Don't get me wrong, there are weapons derived from "peasant" tools. However, research shows that these generally derive from the same sort of tools you'd find turned into weapons in Europe; flails, axes, hatchets, scythes, and the like. The tonfa is pretty much the only Okinawan weapon, derived from a tool, which doesn't exactly have a classical European counterpart (excepting the use of improvised objects as weaponry). So when you come across claims of a weapon being derived from "peasant tools" be sure to triple check the sources on it. (As a side note, for the suruchin alone, I've seen three different "origin" stories; the fishermen one, one where they're derived from tools used to hold together bits of roofing, and another that states they were used as far back as the Stone Age to fight off wild beasts. Given the simplicity in design of the weapon, any or none of those could be valid.)

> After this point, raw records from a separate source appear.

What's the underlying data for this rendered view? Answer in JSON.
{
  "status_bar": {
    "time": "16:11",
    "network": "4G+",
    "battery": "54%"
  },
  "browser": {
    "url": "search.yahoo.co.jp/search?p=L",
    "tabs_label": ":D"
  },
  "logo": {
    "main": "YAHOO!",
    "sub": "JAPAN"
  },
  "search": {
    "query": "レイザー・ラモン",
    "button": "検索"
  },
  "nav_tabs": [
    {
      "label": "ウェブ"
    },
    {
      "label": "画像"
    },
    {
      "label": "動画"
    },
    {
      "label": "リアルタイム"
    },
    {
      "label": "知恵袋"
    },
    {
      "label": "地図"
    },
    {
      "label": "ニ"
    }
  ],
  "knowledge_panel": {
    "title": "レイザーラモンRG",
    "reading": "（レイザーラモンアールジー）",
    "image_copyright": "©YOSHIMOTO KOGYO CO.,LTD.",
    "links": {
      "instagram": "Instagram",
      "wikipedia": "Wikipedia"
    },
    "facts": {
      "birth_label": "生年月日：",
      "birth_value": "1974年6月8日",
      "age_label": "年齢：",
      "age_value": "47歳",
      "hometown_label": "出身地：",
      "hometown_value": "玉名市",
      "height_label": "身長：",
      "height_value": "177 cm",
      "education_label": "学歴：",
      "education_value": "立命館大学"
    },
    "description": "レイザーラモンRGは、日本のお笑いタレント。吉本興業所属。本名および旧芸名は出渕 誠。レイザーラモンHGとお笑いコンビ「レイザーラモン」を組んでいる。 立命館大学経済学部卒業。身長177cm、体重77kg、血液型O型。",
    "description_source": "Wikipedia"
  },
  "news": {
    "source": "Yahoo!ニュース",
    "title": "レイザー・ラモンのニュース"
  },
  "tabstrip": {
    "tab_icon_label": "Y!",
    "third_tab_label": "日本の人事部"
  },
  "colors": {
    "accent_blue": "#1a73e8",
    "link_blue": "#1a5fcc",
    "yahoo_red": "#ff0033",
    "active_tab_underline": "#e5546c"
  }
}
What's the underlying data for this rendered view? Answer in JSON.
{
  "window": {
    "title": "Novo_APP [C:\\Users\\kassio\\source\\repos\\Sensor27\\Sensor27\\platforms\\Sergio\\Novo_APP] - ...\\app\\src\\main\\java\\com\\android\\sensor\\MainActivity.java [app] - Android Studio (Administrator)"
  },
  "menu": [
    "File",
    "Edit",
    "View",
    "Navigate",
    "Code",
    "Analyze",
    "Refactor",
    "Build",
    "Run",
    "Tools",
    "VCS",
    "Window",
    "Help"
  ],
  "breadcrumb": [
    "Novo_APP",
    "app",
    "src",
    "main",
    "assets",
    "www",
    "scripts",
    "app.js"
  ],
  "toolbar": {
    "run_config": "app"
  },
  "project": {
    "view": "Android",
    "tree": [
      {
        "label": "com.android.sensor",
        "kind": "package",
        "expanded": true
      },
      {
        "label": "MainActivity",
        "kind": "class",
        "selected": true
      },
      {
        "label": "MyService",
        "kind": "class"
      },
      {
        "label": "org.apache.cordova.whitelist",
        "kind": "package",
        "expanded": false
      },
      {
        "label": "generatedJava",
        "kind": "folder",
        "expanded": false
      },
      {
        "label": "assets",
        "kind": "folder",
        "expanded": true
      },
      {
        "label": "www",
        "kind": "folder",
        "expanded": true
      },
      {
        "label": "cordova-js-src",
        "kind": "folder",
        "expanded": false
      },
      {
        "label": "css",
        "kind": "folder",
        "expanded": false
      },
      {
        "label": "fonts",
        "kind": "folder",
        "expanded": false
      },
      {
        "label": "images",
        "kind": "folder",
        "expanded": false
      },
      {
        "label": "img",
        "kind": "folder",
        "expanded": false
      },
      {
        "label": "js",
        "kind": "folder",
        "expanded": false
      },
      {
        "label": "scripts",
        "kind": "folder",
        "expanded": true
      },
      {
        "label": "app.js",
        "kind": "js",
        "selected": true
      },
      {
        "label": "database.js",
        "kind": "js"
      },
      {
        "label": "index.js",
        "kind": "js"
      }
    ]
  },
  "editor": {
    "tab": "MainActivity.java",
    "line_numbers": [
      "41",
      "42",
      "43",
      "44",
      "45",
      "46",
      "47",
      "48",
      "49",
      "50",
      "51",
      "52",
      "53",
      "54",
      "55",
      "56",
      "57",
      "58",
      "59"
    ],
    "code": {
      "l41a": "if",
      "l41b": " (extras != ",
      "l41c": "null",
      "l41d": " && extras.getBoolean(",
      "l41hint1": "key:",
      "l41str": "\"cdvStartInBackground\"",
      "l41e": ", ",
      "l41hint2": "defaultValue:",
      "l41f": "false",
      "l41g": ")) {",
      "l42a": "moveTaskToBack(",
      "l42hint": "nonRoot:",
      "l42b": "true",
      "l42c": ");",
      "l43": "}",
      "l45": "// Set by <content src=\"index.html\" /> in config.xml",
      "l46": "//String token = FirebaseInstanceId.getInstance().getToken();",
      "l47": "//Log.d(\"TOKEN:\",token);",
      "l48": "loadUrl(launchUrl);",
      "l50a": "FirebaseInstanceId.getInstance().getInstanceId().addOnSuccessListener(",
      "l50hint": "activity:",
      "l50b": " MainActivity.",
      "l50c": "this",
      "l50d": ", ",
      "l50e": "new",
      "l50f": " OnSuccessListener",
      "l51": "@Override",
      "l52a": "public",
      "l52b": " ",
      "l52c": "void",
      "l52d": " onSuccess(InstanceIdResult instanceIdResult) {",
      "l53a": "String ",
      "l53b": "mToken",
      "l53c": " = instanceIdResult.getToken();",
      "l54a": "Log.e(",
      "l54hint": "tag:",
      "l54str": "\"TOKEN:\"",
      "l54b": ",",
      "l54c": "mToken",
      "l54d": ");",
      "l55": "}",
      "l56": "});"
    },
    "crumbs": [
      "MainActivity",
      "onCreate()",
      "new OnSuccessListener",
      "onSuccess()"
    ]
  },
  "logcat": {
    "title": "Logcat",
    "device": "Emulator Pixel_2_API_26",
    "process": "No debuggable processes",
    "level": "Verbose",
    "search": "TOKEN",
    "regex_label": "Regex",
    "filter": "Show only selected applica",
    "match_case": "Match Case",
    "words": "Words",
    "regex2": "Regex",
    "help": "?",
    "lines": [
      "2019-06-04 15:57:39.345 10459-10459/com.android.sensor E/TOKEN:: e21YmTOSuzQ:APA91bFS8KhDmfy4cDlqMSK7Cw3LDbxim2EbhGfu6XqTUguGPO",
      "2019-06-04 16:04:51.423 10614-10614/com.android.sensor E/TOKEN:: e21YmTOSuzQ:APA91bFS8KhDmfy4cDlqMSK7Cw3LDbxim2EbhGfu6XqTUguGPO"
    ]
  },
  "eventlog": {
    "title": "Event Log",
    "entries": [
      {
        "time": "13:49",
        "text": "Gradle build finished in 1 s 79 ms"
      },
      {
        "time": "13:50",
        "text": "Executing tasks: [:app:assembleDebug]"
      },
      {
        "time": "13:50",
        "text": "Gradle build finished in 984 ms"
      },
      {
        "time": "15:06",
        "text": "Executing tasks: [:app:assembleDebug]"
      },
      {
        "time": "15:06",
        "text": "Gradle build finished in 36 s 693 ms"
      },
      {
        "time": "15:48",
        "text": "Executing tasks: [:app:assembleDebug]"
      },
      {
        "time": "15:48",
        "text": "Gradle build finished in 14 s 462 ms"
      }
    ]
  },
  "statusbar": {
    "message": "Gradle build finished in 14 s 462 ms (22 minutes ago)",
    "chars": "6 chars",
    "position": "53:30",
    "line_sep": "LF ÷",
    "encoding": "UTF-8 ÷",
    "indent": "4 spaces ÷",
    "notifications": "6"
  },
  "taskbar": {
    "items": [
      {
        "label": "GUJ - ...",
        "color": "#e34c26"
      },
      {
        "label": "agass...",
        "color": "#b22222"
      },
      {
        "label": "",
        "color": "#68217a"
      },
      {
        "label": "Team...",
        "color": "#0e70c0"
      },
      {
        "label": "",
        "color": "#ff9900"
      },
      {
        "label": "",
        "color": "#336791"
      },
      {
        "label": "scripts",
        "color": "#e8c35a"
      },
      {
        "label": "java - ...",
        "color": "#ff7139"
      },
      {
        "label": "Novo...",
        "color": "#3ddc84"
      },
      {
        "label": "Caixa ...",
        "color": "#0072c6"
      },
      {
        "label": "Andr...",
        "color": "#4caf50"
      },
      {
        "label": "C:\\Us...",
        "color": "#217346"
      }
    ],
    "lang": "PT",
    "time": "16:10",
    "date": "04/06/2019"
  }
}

Next we come to the chain/rope issue. The suruchin is a rope weapon. Later exposure to Japanese weaponry introduced chain weaponry to Okinawa where local practitioners of kobudo adopted the weaponry and dubbed them "suruchin", but they're still really not the same weapon. The two types of chain suruchin, cho suruchin and naga suruchin, are actually a tamagusari and manriki-gusari. Judging by the wording used in the description posted, the chain entry was pulled from Wikipedia. Don't get me wrong, Wiki can be a wonderful source of information, but only if used as a starting place in your research.
Technical stuff. The actual lengths given for the suruchin are 3, 5, 6, and 7 shaku (11.930542 inches, usually people just convert to one foot for ease of reference). For the metric folks, these lengths are 90 cm, 150cm, 180cm, and 240cm.
Note: Yes, I use the 'suruchin' spelling rather than 'surujin,' lots of research shows that most Japanese and Okinawan weapons have generally at least half a dozen alternate spelling/names for the same weapon. The "suru" part of the name is derived from the plant fiber, surukaa, from which the rope was originally made. Chin/jin is supposedly derived from the term for the paperweight used to hold down rice paper (according to Wiki at least, if it's true, it would derive from the character (not sure if that will show well here) 'chin'; 'shizu' (in okinawan), an archaic Buddhist term for a weight).
So, overall, my main suggestion is simply to make sure you research multiple sources on stuff like this. Other than that issue (which happens to everyone, even me), it was a good submission. Go to Comment